 Volume X                                                                                                               Number 1

Faces of the Reformation

Erasmus, Scholar of the Enlightenment eclipsed by Luther and the Reformation


“As changeable as a chameleon” appears in a book of adages by the humanist Desiderius Erasmus (b. October 28, 1466; d. July 12, 1536). Here Erasmus explains that the adage was used by the ancients to describe someone who is inconstant and changes to suit his audience. Surprisingly, then, in his introduction to the New Testament, he used the word “chameleon” to describe the apostle Paul, who was “all things to all men.” Here Erasmus introduces versatility as a virtue to be imitated, and imitate it he did.


In his opening volley against Martin Luther, his Diatribe on Free Will, Erasmus elevated versatility to a theological virtue. In his rejoinder, Bondage of the Will, Luther regarded theological inconstancy as a damnable vice. Even in his old age, Luther would consider this work one of his greatest achievements. For Erasmus, true Christianity consisted of an ethical philosophy of Christ following Christ by conforming to His behavior, exhibiting love and maintaining peace. As such, Erasmus presents free will as something unimportant and uncertain. For Luther, Erasmus’ theological waffling was nothing less than sacrilege. Where Scripture has spoken clearly, the theologian must make assertions. The theologian must assert, along with the Holy Spirit, that man’s will is bound to sin and there is nothing he can contribute to his salvation, that he is saved by God’s grace alone in the person and work of Christ Jesus.

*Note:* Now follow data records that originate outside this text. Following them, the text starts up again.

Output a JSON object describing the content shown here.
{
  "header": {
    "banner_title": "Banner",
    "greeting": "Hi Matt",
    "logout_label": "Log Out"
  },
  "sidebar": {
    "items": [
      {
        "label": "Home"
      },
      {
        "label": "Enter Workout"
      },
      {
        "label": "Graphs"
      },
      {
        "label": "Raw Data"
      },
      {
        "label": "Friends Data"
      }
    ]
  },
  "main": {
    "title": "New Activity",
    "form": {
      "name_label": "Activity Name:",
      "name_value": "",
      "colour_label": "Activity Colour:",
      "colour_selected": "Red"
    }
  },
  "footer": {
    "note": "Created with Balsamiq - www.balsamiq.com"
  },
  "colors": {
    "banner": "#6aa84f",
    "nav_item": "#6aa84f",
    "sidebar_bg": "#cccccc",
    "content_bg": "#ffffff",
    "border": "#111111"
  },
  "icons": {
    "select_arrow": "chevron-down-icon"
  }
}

Early in the course of the Reformation, a number of young humanists such as Martin Bucer were attracted to the Reformation and saw in Luther another Erasmus. Both had even expressed admiration of each other. Like Erasmus, Luther had criticized indulgences, monasticism and other abuses in the church and advocated for a return to original sources. For Luther, this meant a return to the Bible. In fact, Luther based his German translation of the New Testament on Erasmus’ critical version of the Greek New Testament. But whereas Luther was a man of vocation, bound to his call to serve as a doctor of the church and who took seriously his duty to teach the Word of God, Erasmus, released from his monastic vows by a dispensation from the pope, lived a transient life that reflected his values of academic freedom and independence.


Illegitimately born, Erasmus of Rotterdam was educated at various parochial schools in the Netherlands and forced by poverty into monasticism. An appointment as secretary to the archbishop of Cambrai enabled him to study at the University of Paris. Thereafter, he taught in Cambridge, England, among other places; took a doctorate in Turin; and worked for a publisher in Basel. To preserve this freedom, Erasmus – pressured by the pope to do so – attacked Luther.


Erasmus’ influence during his own lifetime began to wane as Luther became more popular. Today he is most known for his humorous satire, especially his In Praise of Folly. Yet, he was a hero for many philosophers during the Enlightenment, and his version of an ethically oriented, tolerant and doctrinally ambiguous Christianity has gained traction. Erasmus’ legacy continues to present an alternative that is attractive to our sinful nature, a legacy that elevates human freedom and robs Christ of His glory.